Artificial . . . evidence?

Earlier this spring, A Washington State Court Judge issued what is widely believed to be the first evidentiary decision regarding Artificial Intelligence. In ­­Washington v. Puloka, following a Frye hearing, the Judge excluded AI-enhanced video from being considered as evidence. The video originated from Snapchat, and was enhanced using Topaz Labs AI Video, which is a commercially available software program widely used in the cinematography community. The Judge was not persuaded by this widespread commercial adoption, and held that the relevant community for purposes of Frye was the forensic video analysis community – which had not accepted the use Topaz AI.

The opinion shows careful consideration of an issue of first impression. Notably, it was important to the Judge’s opinion that there was another version of the video (the original) that was available and usable – even if it was low resolution, with motion blur. Further, the expert who edited the video did not know the details of how the Topaz Labs AI program worked – that is, he was not sure whether it was generative AI, could not testify to the reliability of the program, and did not know what datasets it was trained on. A different result may prevail where there is no other alternative, and in a situation where there is more testimony regarding the operation of the AI system at issue.

These issues will continue to pop up in courts across the country, and may need to be dealt with in a systematic way to ensure greater consistency. For example, the Advisory Committee on Evidence Rules has been considering proposed amendments to Rules 901 and 702 that would directly address AI-generated evidence.

© 2009- Duane Morris LLP. Duane Morris is a registered service mark of Duane Morris LLP.

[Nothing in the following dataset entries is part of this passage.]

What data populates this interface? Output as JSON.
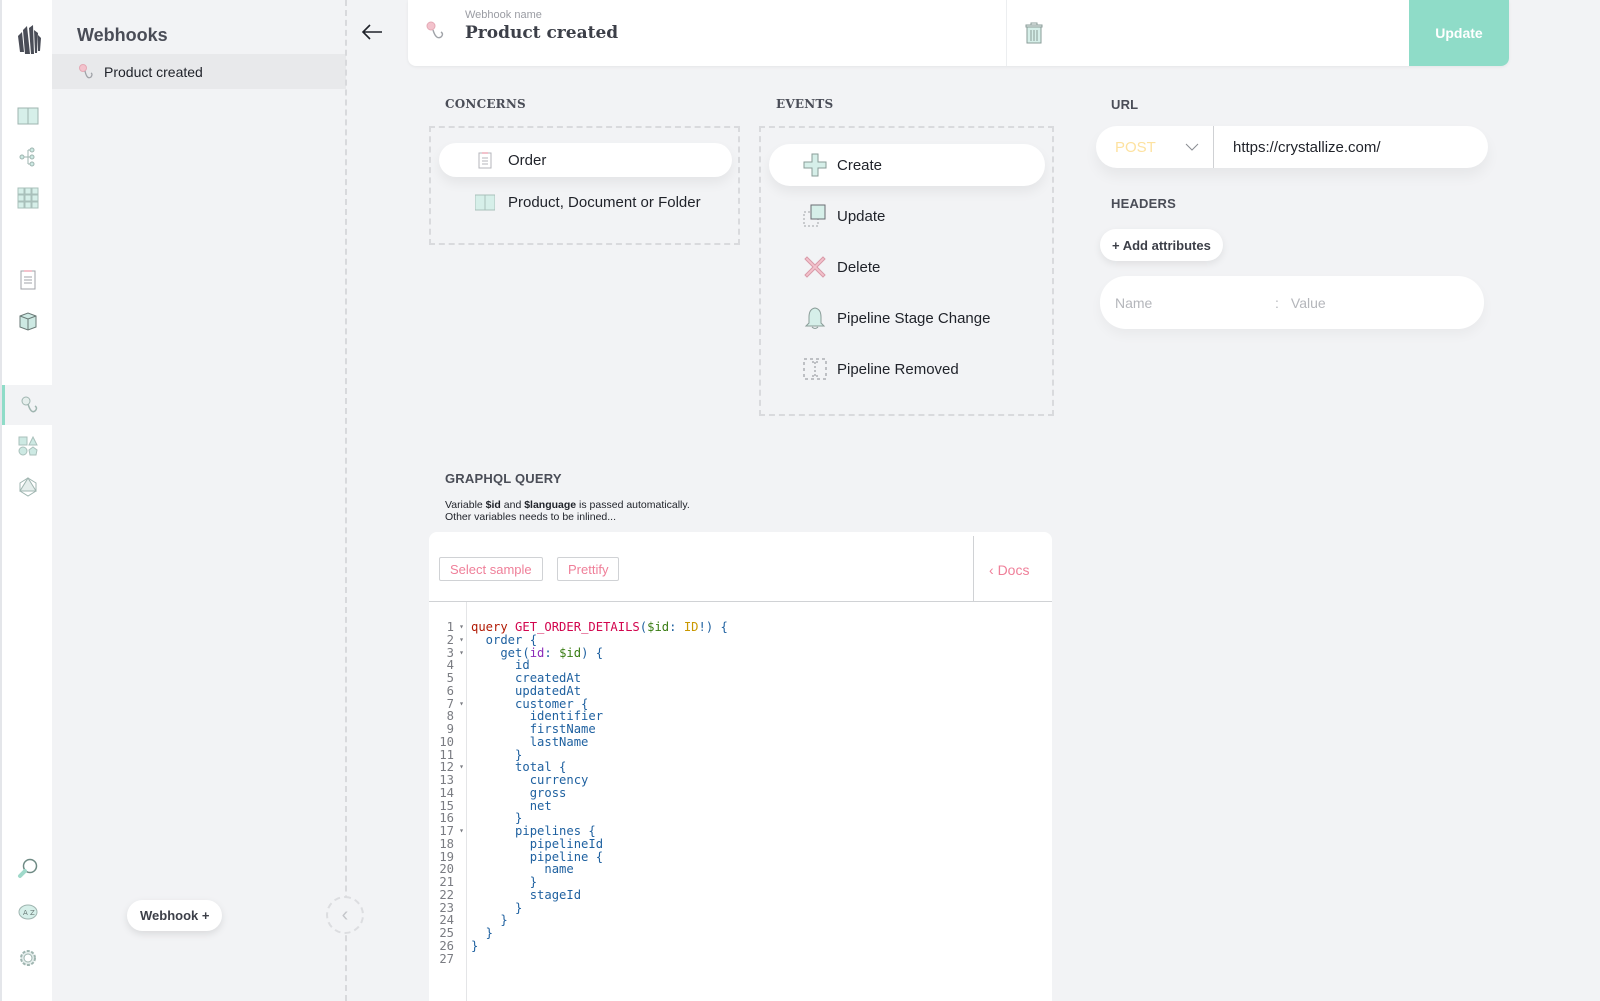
{
  "rail": {
    "items": [
      {
        "icon": "catalogue-book-icon",
        "active": false
      },
      {
        "icon": "topics-tree-icon",
        "active": false
      },
      {
        "icon": "grid-icon",
        "active": false
      },
      {
        "icon": "orders-clipboard-icon",
        "active": false
      },
      {
        "icon": "customers-box-icon",
        "active": false
      },
      {
        "icon": "webhook-icon",
        "active": true
      },
      {
        "icon": "shapes-icon",
        "active": false
      },
      {
        "icon": "graphql-icon",
        "active": false
      },
      {
        "icon": "search-icon",
        "active": false
      },
      {
        "icon": "translate-icon",
        "active": false
      },
      {
        "icon": "settings-gear-icon",
        "active": false
      }
    ]
  },
  "sidebar": {
    "title": "Webhooks",
    "items": [
      {
        "label": "Product created",
        "icon": "webhook-icon",
        "selected": true
      }
    ],
    "add_button": "Webhook +"
  },
  "header": {
    "name_label": "Webhook name",
    "name_value": "Product created",
    "update_button": "Update"
  },
  "concerns": {
    "label": "CONCERNS",
    "items": [
      {
        "label": "Order",
        "icon": "clipboard-icon",
        "selected": true
      },
      {
        "label": "Product, Document or Folder",
        "icon": "book-icon",
        "selected": false
      }
    ]
  },
  "events": {
    "label": "EVENTS",
    "items": [
      {
        "label": "Create",
        "icon": "plus-icon",
        "selected": true
      },
      {
        "label": "Update",
        "icon": "update-icon",
        "selected": false
      },
      {
        "label": "Delete",
        "icon": "delete-x-icon",
        "selected": false
      },
      {
        "label": "Pipeline Stage Change",
        "icon": "bell-icon",
        "selected": false
      },
      {
        "label": "Pipeline Removed",
        "icon": "pipeline-removed-icon",
        "selected": false
      }
    ]
  },
  "url": {
    "label": "URL",
    "method": "POST",
    "value": "https://crystallize.com/"
  },
  "headers": {
    "label": "HEADERS",
    "add_button": "+ Add attributes",
    "name_placeholder": "Name",
    "separator": ":",
    "value_placeholder": "Value"
  },
  "graphql": {
    "label": "GRAPHQL QUERY",
    "note_line1_a": "Variable ",
    "note_var1": "$id",
    "note_line1_b": " and ",
    "note_var2": "$language",
    "note_line1_c": " is passed automatically.",
    "note_line2": "Other variables needs to be inlined...",
    "select_sample": "Select sample",
    "prettify": "Prettify",
    "docs": "Docs",
    "fold_lines": [
      1,
      2,
      3,
      7,
      12,
      17
    ],
    "code_lines": [
      "query GET_ORDER_DETAILS($id: ID!) {",
      "  order {",
      "    get(id: $id) {",
      "      id",
      "      createdAt",
      "      updatedAt",
      "      customer {",
      "        identifier",
      "        firstName",
      "        lastName",
      "      }",
      "      total {",
      "        currency",
      "        gross",
      "        net",
      "      }",
      "      pipelines {",
      "        pipelineId",
      "        pipeline {",
      "          name",
      "        }",
      "        stageId",
      "      }",
      "    }",
      "  }",
      "}",
      ""
    ]
  },
  "colors": {
    "accent": "#8fdcc8",
    "pink": "#ef7f99",
    "method": "#fde2a0"
  }
}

The opinions expressed on this blog are those of the author and are not to be construed as legal advice.

Proudly powered by WordPress